Asked whether the party’s proposal to regulate the drugs market will mean people can legally take ketamine and cocaine at music festivals, Mr Ramsay said this would be an “evidence-based decision” following the independent commission it is proposing to set up.

General Election campaign 2024
Green Party co-leader Adrian Ramsay interviewed by BBC’s Nick Robinson (Jeff Overs/BBC/PA)

He added: “We need to see drug addiction as a medical issue, not as a criminal issue, to support individuals who are addicted to regulate those drugs, which, as I say, are in the hands of criminal gangs.”
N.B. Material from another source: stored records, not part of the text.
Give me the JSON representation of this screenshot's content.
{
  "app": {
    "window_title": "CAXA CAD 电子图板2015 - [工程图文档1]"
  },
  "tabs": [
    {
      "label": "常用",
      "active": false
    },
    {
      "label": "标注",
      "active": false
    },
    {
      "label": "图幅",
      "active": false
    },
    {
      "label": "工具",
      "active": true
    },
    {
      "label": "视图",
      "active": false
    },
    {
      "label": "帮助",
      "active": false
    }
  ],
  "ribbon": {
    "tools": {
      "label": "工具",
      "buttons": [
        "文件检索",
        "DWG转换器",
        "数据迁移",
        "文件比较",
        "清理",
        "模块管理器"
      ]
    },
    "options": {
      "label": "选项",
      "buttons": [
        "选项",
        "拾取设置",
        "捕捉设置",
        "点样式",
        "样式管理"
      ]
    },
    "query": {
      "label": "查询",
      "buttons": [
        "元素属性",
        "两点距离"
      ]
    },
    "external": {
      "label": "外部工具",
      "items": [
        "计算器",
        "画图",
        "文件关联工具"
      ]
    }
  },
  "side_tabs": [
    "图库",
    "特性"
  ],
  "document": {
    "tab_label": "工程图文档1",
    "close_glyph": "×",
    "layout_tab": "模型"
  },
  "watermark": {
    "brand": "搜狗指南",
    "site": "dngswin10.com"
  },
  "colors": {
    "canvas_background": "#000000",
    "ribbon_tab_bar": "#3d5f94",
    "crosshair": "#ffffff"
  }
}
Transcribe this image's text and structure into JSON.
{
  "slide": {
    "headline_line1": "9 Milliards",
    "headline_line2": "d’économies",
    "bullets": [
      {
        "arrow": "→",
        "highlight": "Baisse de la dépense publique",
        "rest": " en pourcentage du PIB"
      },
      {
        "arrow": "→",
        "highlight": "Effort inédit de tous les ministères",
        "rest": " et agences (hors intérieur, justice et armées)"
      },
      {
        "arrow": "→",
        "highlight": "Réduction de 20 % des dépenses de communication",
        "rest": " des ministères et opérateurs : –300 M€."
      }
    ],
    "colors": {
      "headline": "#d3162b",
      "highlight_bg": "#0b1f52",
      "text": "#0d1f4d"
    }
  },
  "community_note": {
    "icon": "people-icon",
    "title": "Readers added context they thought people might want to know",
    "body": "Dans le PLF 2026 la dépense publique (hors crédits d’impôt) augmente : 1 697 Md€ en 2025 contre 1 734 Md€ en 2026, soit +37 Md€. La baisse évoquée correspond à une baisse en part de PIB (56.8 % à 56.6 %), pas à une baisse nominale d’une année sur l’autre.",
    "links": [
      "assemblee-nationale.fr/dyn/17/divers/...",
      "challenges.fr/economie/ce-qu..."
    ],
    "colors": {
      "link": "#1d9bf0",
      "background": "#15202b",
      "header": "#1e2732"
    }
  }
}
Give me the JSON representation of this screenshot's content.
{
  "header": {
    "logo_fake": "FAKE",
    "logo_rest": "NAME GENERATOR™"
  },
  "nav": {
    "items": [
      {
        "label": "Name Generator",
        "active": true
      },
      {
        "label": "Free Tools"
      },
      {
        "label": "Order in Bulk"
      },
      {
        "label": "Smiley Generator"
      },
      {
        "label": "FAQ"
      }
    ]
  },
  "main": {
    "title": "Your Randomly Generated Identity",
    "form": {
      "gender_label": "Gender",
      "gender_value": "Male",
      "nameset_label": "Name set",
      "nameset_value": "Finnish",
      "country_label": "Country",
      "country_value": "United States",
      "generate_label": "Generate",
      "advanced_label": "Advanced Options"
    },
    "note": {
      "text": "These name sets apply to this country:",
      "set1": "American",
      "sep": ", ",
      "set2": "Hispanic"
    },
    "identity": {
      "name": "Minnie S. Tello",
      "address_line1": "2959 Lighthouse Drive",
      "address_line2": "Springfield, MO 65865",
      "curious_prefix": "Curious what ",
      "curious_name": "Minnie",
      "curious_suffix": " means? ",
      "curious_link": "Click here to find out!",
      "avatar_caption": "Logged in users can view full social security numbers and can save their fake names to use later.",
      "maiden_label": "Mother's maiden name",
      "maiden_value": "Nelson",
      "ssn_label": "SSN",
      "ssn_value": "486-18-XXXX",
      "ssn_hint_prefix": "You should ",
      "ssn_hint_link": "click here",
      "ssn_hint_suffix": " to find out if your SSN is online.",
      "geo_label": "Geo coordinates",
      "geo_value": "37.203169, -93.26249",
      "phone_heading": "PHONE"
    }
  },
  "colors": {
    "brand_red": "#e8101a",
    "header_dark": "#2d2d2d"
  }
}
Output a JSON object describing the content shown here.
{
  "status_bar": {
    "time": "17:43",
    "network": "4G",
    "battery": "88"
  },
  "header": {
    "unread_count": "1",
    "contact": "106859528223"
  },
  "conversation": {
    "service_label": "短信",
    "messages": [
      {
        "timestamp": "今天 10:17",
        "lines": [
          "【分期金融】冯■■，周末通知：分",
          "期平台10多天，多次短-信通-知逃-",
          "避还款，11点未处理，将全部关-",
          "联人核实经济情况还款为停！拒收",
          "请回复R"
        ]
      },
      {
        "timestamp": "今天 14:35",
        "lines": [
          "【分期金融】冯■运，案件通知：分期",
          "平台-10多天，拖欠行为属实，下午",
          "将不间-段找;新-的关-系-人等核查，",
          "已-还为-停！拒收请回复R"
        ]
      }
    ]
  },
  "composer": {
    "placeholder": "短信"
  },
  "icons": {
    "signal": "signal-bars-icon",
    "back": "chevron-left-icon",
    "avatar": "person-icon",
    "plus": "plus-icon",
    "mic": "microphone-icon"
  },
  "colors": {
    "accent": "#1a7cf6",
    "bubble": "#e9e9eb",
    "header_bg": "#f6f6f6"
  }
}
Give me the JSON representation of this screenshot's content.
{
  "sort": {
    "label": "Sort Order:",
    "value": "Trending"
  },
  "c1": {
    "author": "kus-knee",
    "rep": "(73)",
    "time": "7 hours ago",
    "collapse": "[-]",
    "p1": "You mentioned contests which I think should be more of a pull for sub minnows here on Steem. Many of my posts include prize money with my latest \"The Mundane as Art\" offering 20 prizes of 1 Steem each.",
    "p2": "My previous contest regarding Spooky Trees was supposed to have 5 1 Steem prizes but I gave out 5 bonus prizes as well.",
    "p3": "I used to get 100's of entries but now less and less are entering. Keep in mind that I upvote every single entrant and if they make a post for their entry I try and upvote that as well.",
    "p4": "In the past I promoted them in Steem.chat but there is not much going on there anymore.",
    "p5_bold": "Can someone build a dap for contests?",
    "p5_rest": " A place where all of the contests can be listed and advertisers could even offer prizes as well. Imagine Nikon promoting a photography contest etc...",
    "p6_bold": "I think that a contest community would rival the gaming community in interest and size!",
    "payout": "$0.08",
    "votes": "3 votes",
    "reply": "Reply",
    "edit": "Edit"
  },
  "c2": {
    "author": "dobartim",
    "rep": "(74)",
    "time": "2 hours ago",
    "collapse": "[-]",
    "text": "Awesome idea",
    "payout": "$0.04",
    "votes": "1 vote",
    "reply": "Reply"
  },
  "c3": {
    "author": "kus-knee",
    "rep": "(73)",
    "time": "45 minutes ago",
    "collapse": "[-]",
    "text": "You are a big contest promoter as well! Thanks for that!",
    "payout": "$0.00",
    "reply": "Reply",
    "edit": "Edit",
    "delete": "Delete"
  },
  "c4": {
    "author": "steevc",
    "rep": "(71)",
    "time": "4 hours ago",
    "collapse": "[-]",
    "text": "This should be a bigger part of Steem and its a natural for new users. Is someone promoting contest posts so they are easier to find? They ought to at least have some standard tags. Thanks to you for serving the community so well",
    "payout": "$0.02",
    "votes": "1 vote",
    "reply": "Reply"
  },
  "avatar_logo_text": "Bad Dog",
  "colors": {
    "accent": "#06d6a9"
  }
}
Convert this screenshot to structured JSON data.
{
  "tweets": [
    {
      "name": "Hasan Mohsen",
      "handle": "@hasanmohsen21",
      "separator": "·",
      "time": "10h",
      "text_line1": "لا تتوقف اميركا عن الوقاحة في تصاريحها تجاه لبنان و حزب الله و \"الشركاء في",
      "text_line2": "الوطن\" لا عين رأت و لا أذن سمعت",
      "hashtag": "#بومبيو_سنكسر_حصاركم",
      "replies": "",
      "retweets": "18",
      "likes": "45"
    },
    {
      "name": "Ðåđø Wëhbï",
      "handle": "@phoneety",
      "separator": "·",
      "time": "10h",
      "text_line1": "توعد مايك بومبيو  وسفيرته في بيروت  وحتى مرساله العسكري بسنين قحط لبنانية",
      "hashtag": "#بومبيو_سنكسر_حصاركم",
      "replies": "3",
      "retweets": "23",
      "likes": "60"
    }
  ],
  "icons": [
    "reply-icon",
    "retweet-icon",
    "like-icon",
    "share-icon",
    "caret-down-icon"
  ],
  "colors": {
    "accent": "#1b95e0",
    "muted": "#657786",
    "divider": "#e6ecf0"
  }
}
He continued: “We are making the point that for so called softer drugs, the police spending lots of time pursuing individuals for possession is not necessarily the best use of police time, compared to all the work that the criminal gangs profit from that situation.”

Mr Ramsay told the BBC that the Green Party had learned from the situation which saw a male rapist, who said they identified as a woman called Isla, sent to a women’s prison in Scotland.

The Green Party of England and Wales, who Mr Ramsay is representing, is separate to the Scottish Green Party.

Mr Ramsay said: “I think there has to be learning for all of society on the way these changes are made, and ensuring that all spaces, whether they be prisons or any other public spaces, are run in a way that is safe for everybody involved, preserves people’s dignity, is absolutely paramount, and the government has been clear, male bodied people should not be put in female prisons, and personally I would support that.

“And my second point I would make is that this whole discussion, as so many people have said, has become highly toxic, in a way that ignores the fact that we have very high levels of violence against women and girls, we have a gender pay gap in this country.”